  • Mexico High-Level Meeting Communiqué
  • European Code of Conduct on Complementary and Division of Labor
  • Luxembourg's Action Plan for Development Effectiveness


4. Indicative Cooperation Programmes

The Indicative Cooperation Programmes constitute the main framework regulating Luxembourg's bilateral cooperation strategies. The first ICP between Lao PDR and Luxembourg was signed in 2003, initiating annually exchange meetings on strategic orientations of cooperation on a ministry level. The fourth ICP for Laos has been signed in September 2015 in Luxembourg by the Grand Duchy's Minister for Development Cooperation Mr. Romain Schneider and the Laotian Minister for Planning and Investment, Mr. Somdy Douangdy:

“The programme, which covers the period 2016-2020, is aligned with the priorities and objectives of the 8th Laotian National Socioeconomic Development Programme and is an integral part of the joint European programme, which covers the same period. 

There will be continuity between the 3rd and 4th ICP: the priority sectors will remain the same, i.e. health, rural development, vocational training in tourism and hospitality, as well as good governance/rule of law, which also entails a certain consolidation of the interventions carried out in these areas. Under ICP IV, special emphasis will be placed on good governance, which will be a cross-cutting issue, alongside gender equality, the environment and climate change.

With a view to enhancing aid effectiveness, ICP IV also enhances geographical concentration as well as increased cooperation and coordination between the bilateral and multilateral projects.

In the health sector, a project to develop sanitation systems and a reproductive, maternal and child health programme will be implemented jointly by three UN agencies. With regard to vocational training, a project to develop capacities in tourism and hospitality, funded half and half with Switzerland’s development cooperation, started in 2016.

To complement the formulation of a new project in the legal sector, a cooperation agreement was signed between the universities – more specifically, between the law faculties of Luxembourg and Laos. In the rural development sector, several projects are underway and a single consolidated programme involving all the activities in four provinces – Bolikhamxay, Khammouane, Vientiane and Bokeo – has been established. In addition to the work in these main sectors, there has been collaboration with several Luxembourg organisations – STATEC, the Luxembourg Institute of Health and BBI Luxembourg – and their respective partners in Laos.”

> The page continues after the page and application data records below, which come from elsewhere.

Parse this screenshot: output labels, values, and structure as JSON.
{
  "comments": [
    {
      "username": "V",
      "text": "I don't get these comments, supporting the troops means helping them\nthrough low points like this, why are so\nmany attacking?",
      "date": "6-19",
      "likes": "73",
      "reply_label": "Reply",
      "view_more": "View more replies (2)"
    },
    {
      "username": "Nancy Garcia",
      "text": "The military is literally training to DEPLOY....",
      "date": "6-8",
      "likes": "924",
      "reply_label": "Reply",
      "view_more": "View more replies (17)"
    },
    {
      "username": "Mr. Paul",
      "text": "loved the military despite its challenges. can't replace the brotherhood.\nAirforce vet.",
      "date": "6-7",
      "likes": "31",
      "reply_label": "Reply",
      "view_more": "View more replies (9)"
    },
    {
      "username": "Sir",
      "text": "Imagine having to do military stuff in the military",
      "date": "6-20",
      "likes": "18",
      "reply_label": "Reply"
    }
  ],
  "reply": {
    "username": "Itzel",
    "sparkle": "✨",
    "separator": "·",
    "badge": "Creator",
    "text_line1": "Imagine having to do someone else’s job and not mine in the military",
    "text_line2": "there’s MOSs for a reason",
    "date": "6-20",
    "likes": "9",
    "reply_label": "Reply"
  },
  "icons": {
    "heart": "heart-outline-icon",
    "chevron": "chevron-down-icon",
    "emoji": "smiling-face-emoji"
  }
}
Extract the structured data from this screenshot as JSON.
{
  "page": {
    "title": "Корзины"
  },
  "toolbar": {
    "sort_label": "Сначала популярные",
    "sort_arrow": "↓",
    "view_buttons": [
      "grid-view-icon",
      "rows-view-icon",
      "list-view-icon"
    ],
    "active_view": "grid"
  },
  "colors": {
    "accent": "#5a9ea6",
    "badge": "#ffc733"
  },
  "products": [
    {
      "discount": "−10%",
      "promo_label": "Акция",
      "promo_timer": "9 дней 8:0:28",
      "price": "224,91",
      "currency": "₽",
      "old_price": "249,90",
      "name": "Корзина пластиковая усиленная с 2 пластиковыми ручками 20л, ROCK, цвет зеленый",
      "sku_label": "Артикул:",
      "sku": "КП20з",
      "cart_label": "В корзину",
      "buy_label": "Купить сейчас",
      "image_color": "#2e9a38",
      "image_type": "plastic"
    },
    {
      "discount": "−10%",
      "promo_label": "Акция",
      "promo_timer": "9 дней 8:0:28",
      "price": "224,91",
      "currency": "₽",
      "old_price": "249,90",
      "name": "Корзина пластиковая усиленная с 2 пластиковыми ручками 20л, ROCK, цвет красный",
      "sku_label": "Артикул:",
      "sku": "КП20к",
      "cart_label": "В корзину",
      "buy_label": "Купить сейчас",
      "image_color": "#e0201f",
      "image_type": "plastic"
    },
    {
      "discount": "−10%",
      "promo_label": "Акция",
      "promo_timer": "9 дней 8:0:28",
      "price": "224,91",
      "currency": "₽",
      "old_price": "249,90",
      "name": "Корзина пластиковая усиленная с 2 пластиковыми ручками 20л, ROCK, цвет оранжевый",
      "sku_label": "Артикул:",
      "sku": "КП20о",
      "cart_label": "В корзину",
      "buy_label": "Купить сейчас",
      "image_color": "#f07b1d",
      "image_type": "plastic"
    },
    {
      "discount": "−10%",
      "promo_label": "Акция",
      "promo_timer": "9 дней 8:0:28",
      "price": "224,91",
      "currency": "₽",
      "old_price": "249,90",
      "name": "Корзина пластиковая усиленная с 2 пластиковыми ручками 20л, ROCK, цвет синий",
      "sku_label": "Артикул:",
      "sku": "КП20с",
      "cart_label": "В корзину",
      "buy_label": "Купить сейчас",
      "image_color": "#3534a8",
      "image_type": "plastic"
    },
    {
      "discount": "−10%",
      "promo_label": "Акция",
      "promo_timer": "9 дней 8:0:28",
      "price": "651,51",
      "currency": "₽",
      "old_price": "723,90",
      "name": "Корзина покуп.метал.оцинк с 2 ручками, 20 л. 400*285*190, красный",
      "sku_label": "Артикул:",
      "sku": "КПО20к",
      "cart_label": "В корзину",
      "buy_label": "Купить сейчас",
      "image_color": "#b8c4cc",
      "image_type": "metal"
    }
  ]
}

The ICP IV is available in English (PDF)

A mid-term review of the ICP IV will take place in the middle of the year 2018 in order to discuss cooperation strategies concerning the new ICP introduced by 2020.


5. Projects

An overview of bilateral and multilateral projects, programme support, regional cooperation, cooperation through NGOs and humanitarian affairs can be found in the following Document (PDF):

Laos Luxembourg Development Cooperation (January 2017)


UNmap Laos